It is as they are filled with fear that they call upon Jesus. It seems incredible that Jesus was asleep, finding peace, in the midst of the raging storm. Maybe it was because he knew that there was nothing to fear. He was able to rest because he was certain that this storm, that no storm, no matter how powerful, could ultimately endanger those with him.
“Why do you fear?” he asked the men who were struggling to keep the boat afloat. “Have you no faith?”
But what does faith have to do with it? Does faith bail out the water? Does faith quell a storm? Does faith change the realities of what happened in a Bible study in a South Carolina church? Of course not! However, because of faith, Jesus’ disciples had enough sense to turn to Jesus in the face of the threatening storm. Somehow, in spite of their limited faith and questionable understanding of the power that Jesus possessed, they turned to him when they were in trouble.
Again and again the Bible gives us a clear and upbeat message: “Do not fear.” “Do not fear for I am with you.” “Do not be afraid, for I am your God.” (Is. 4:10) “Do not fear or be dismayed.” (Duet 31:8) “The Lord is my light and salvation, whom then shall I fear? The Lord is the strength of my life, of whom then shall I be afraid? (Ps 27) The answer is no one or nothing. And yet, we lock our doors. We don’t let our children go anywhere alone. We take a phone with us – just in case. We look at strangers with a wary eye. So, we live in fear whether we want to believe it or not.
Reuben Youngdahl, a Lutheran pastor from Minneapolis, shared the story of a young man who while visiting a friend in Dublin noticed a plaque his friend had on his desk in his study. It had two words – “But God.” The motto so impressed the young man that he made a plaque just like it for himself. Visitors to his office asked him, “What do you mean by those words, ‘But God’?”
He explained, in the hour of deepest need he would say, “But God will help.” In the moment of utter despair, he could say to himself, “But God will give me hope.” In the moment of loneliness, he would affirm, “But God is with me.” When he felt insignificant and unwanted, it would help to repeat, “But God loves me.” That always turned the scale from despair to hope, from defeat to victory, from sin to salvation…“But God – But God – But God.”
And, perhaps, that is what weathering the storms is all about – not the taking away of the instinctive fear and the adrenalin rush which causes us to take a fight or flight position.
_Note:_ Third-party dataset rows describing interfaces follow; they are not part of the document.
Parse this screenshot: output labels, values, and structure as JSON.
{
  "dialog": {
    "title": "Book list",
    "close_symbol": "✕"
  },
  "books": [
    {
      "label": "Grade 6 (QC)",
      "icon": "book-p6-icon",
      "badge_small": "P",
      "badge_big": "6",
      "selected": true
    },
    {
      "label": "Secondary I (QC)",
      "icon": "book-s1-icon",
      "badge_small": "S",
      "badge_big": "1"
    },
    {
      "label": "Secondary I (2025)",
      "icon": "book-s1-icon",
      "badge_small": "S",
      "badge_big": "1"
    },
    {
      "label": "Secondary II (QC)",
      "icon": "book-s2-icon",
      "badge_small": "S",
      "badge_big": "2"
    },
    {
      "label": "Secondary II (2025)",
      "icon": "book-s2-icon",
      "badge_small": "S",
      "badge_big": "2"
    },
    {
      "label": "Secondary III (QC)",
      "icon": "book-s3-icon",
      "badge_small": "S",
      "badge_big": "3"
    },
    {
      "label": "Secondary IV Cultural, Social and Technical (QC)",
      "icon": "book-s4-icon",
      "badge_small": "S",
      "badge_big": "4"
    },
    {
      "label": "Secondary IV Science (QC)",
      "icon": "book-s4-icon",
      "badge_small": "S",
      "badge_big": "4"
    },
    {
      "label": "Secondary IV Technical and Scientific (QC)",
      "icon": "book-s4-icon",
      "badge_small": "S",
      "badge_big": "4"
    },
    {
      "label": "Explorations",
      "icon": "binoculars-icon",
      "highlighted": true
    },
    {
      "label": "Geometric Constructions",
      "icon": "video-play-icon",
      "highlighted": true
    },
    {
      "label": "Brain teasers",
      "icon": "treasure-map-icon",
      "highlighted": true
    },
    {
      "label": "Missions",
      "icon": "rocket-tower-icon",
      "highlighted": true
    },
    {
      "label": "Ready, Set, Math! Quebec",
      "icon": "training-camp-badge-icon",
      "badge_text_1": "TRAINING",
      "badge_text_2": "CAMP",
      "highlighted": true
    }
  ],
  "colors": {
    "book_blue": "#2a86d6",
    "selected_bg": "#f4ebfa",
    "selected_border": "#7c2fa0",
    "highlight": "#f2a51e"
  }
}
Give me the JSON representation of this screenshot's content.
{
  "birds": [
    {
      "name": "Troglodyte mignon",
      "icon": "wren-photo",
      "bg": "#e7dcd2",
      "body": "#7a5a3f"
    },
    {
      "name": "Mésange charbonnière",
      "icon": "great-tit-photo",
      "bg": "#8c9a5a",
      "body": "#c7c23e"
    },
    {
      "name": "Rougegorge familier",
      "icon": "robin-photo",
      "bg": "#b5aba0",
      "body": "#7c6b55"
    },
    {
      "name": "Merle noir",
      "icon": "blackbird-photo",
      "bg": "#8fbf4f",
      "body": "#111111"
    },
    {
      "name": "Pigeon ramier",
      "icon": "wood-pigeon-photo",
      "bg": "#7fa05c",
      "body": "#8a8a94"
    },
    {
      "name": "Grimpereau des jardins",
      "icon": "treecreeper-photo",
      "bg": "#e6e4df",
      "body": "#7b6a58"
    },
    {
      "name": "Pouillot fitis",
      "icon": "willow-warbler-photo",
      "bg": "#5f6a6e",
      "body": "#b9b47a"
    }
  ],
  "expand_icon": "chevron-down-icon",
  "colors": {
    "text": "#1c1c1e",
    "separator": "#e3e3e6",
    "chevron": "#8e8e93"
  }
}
But, having faith enough to turn to a resting Lord, arousing him to action, knowing that he can indeed quell the fear and calm the soul.
Storms will come our way, whether we are ready for them or not. But, the real threat is not the storms themselves, but the lack of faith which causes us to take them on alone. The real danger is found not in the storms themselves, but in the assumption that the life endangering challenges we face in this world have power over the Son of God. The power of God is the hope of our salvation.
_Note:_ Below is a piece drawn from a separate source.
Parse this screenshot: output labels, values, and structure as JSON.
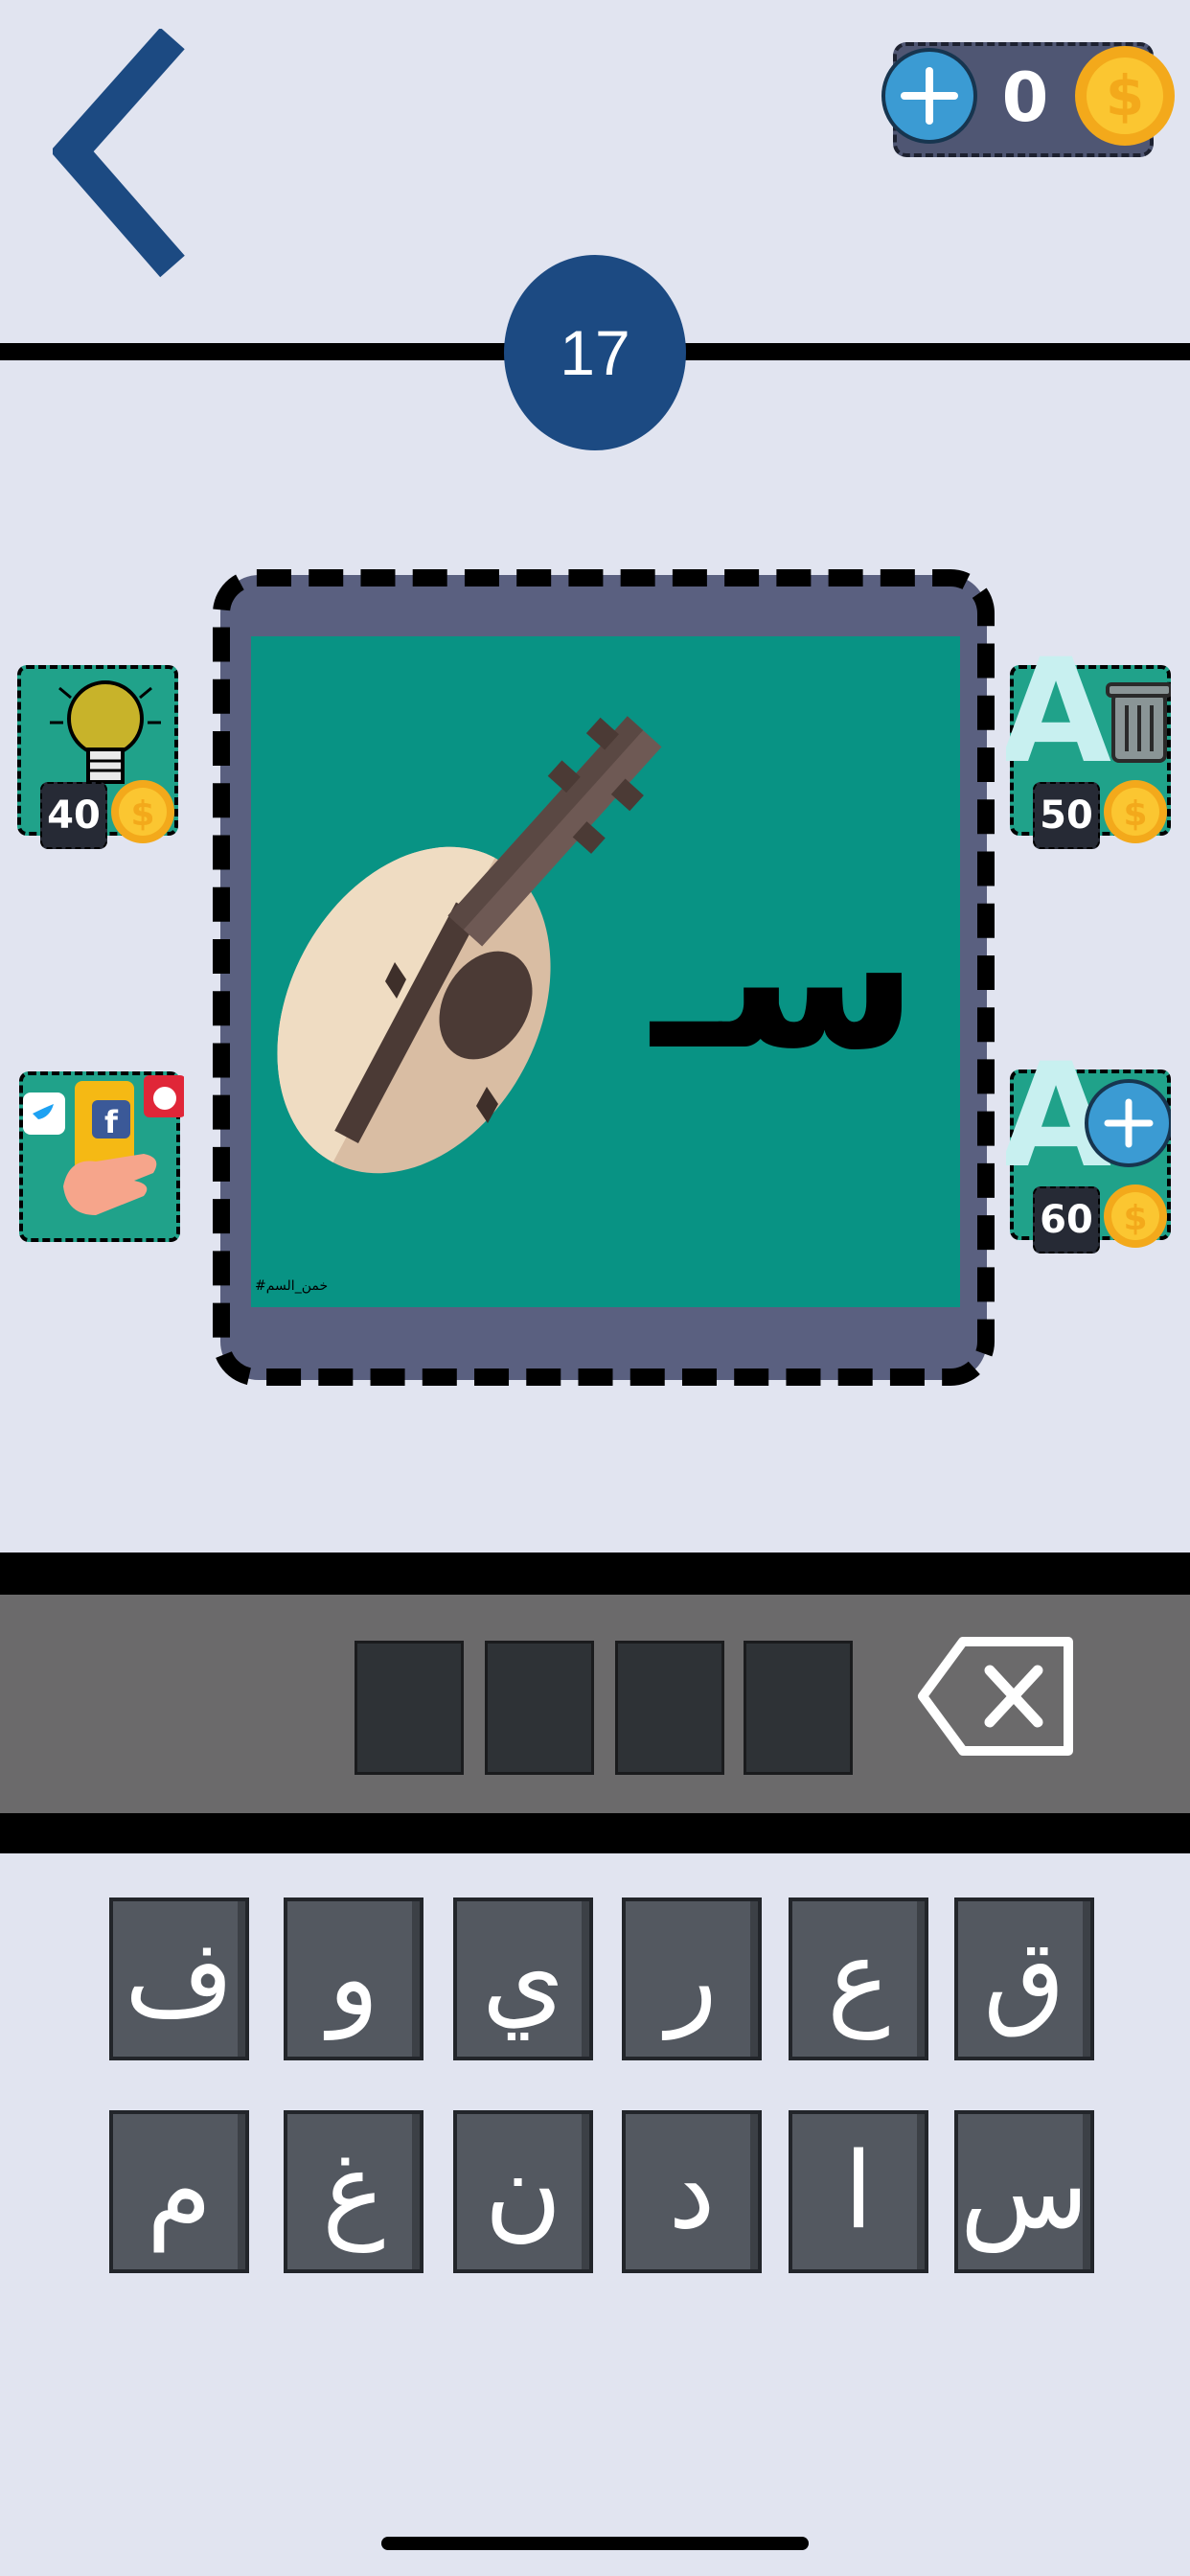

In this hope and in the power of Jesus to quell storms and restore peace, let us take a moment of silence to remember the victims who died attending a Bible study in South Carolina…… Let us also take a moment of silence to pray for survivors and for the unity we share as brothers and sisters in Christ. Amen
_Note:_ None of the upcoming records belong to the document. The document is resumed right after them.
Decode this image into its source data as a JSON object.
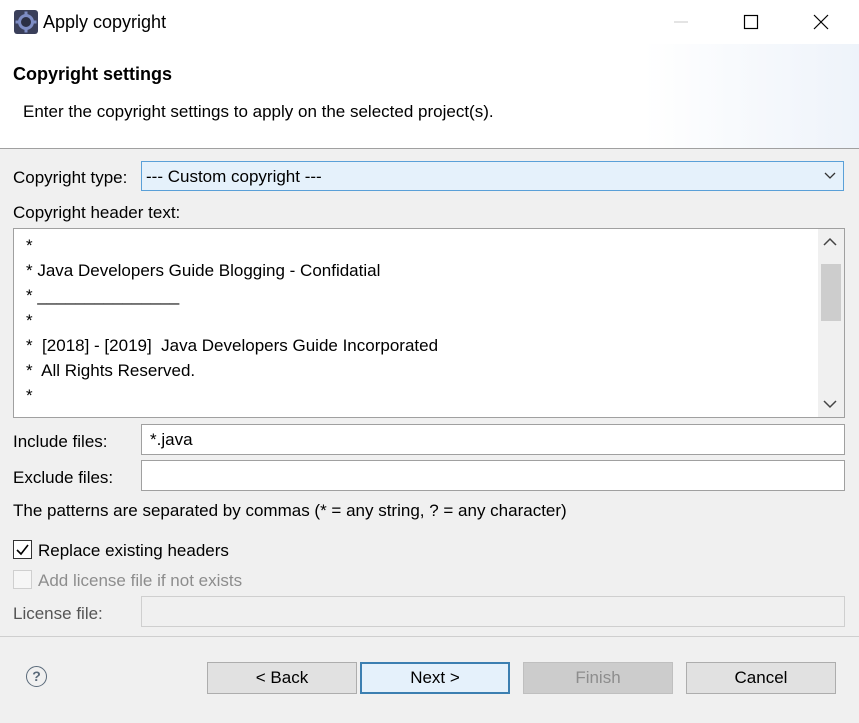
{
  "window": {
    "title": "Apply copyright"
  },
  "banner": {
    "title": "Copyright settings",
    "description": "Enter the copyright settings to apply on the selected project(s)."
  },
  "form": {
    "copyright_type_label": "Copyright type:",
    "copyright_type_value": "--- Custom copyright ---",
    "header_text_label": "Copyright header text:",
    "header_lines": [
      "*",
      "* Java Developers Guide Blogging - Confidatial",
      "* _______________",
      "*",
      "*  [2018] - [2019]  Java Developers Guide Incorporated",
      "*  All Rights Reserved.",
      "*"
    ],
    "include_label": "Include files:",
    "include_value": "*.java",
    "exclude_label": "Exclude files:",
    "exclude_value": "",
    "patterns_hint": "The patterns are separated by commas (* = any string, ? = any character)",
    "replace_headers_label": "Replace existing headers",
    "replace_headers_checked": true,
    "add_license_label": "Add license file if not exists",
    "add_license_checked": false,
    "license_file_label": "License file:",
    "license_file_value": ""
  },
  "buttons": {
    "help_glyph": "?",
    "back": "< Back",
    "next": "Next >",
    "finish": "Finish",
    "cancel": "Cancel"
  },
  "icons": {
    "app": "eclipse-gear-icon",
    "minimize": "minimize-icon",
    "maximize": "maximize-icon",
    "close": "close-icon",
    "dropdown": "chevron-down-icon",
    "scroll_up": "chevron-up-icon",
    "scroll_down": "chevron-down-icon",
    "check": "checkmark-icon",
    "help": "help-icon"
  },
  "colors": {
    "accent": "#3c7fb1",
    "combo_bg": "#e5f1fb",
    "disabled_text": "#8d8d8d"
  }
}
May our faith in Christ Jesus be enough to carry us through life’s storms, knowing that our ultimate safety is secured by the Lord whose word reigns supreme in this world and the next. And, may the peace of God, which surpasses all human understanding, keep your hearts and your minds in Christ Jesus. Amen.